#### Action item
Go through the data below. Pull out every line that has the word "Users".

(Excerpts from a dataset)
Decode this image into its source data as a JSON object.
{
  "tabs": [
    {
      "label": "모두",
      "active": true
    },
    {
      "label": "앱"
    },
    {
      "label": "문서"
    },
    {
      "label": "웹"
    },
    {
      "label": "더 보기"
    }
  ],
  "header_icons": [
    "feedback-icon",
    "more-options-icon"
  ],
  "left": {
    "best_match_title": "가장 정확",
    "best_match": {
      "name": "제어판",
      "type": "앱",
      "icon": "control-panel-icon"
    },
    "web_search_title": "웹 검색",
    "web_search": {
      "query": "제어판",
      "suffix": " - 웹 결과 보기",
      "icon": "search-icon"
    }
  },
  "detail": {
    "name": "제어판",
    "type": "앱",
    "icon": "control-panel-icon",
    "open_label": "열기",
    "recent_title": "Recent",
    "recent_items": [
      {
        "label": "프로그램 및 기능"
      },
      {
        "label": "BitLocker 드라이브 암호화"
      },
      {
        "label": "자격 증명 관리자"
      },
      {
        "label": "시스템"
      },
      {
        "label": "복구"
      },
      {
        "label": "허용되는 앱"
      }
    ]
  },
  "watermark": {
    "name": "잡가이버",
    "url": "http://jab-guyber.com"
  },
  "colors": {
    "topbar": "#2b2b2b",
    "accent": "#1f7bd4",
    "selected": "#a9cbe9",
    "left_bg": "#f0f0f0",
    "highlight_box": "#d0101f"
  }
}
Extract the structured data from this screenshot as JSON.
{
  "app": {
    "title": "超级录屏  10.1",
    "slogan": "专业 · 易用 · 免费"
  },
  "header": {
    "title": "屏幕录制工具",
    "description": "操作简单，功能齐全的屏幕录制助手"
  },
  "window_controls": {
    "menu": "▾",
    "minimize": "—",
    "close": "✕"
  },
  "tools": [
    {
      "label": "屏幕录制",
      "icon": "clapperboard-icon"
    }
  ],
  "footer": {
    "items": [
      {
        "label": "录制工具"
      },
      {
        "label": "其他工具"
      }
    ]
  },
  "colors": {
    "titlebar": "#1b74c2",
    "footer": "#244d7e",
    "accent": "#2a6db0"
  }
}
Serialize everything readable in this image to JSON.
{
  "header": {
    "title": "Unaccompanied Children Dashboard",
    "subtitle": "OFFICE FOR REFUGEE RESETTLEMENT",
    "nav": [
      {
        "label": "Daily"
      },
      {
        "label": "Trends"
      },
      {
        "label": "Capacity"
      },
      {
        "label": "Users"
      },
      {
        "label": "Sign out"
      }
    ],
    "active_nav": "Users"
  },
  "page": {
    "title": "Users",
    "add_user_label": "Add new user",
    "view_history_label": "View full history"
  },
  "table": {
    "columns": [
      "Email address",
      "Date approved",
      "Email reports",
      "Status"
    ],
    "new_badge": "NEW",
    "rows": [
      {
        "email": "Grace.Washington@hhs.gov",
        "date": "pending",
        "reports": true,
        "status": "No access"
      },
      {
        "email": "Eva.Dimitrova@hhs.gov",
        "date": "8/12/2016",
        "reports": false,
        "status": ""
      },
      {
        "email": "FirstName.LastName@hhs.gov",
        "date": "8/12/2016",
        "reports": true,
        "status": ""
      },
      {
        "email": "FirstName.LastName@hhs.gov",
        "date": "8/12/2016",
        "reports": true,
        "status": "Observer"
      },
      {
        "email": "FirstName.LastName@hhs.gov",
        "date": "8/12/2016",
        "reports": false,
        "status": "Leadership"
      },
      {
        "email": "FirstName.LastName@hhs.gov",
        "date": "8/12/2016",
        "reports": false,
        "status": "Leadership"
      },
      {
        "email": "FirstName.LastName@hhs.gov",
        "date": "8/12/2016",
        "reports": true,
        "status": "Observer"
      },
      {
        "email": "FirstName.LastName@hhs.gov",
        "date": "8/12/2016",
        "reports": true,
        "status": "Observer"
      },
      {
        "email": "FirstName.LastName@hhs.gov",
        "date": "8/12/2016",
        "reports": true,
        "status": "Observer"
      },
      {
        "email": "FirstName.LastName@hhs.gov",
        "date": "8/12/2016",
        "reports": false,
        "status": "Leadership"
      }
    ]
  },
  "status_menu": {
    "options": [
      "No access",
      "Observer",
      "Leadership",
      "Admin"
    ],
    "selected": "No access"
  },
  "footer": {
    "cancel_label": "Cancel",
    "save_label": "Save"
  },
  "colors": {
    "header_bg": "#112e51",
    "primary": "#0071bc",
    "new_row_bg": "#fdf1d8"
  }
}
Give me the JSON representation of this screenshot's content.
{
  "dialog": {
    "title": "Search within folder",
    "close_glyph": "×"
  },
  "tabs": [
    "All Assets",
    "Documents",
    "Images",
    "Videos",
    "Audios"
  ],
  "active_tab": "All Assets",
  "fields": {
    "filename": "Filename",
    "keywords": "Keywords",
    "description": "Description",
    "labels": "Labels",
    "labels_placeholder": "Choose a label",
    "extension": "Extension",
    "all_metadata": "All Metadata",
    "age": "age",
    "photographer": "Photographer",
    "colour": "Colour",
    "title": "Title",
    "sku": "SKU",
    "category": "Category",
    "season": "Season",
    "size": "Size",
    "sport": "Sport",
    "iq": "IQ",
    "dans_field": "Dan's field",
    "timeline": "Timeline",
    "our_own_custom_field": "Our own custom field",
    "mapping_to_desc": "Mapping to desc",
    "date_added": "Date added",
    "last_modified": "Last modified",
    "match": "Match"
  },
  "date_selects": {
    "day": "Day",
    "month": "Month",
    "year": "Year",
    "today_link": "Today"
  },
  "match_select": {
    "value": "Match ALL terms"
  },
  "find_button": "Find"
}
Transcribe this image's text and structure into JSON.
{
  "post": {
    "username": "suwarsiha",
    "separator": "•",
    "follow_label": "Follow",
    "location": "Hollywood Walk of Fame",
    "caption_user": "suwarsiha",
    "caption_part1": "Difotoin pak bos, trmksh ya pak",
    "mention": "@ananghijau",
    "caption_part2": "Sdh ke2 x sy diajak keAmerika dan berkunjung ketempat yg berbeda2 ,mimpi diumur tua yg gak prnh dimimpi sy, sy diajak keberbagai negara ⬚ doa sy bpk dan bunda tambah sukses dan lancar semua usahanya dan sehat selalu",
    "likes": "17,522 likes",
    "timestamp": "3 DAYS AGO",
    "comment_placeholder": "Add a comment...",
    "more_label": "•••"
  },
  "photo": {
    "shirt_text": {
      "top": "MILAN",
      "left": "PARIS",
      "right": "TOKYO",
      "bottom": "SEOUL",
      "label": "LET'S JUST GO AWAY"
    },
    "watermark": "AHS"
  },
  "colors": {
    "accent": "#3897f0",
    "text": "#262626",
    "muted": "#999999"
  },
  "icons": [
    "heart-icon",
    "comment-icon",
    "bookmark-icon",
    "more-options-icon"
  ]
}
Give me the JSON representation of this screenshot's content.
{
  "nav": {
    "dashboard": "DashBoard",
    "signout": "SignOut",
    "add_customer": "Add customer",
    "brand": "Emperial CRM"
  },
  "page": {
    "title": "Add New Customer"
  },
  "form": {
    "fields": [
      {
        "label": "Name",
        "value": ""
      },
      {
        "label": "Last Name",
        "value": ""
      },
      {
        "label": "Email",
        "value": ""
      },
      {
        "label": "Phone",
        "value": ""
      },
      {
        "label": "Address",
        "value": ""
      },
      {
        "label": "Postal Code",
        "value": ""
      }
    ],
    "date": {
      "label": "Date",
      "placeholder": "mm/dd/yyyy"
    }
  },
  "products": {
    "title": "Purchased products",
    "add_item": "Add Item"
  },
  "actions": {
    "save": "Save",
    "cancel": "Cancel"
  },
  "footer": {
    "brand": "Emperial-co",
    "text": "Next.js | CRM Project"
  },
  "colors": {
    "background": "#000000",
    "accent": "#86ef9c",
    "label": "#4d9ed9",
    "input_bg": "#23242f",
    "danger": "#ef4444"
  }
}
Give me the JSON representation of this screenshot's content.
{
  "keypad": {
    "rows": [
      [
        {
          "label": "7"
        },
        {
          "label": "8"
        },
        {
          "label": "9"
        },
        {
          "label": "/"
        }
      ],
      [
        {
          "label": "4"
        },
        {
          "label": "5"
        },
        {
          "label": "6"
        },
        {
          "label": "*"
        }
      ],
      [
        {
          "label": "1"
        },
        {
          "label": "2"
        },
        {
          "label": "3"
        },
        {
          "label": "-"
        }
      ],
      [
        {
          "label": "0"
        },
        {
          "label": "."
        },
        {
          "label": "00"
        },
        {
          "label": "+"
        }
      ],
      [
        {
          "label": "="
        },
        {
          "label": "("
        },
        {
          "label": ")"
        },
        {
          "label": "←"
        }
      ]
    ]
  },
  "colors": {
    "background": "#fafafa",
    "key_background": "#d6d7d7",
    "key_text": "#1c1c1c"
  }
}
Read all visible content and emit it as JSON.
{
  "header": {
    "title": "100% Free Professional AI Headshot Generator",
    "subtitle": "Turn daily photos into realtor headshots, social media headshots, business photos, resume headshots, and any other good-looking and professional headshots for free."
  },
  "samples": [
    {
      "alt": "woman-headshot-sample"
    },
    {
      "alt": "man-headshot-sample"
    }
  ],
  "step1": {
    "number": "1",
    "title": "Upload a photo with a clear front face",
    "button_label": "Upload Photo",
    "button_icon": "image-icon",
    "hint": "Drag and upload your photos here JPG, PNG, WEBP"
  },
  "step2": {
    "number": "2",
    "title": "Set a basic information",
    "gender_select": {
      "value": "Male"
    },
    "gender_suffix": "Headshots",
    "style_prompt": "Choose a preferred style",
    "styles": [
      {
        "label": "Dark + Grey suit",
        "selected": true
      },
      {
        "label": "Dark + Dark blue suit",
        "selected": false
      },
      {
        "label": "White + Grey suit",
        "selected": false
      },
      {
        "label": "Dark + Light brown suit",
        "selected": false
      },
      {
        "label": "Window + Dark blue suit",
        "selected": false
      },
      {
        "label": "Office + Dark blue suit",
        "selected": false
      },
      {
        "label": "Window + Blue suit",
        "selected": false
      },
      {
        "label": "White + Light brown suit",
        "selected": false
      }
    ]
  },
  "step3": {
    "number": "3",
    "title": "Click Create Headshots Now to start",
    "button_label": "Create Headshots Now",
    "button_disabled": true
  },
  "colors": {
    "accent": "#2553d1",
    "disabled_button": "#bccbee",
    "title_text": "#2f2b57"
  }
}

#### Exercise result
        "label": "Users"
    "active_nav": "Users"
    "title": "Users",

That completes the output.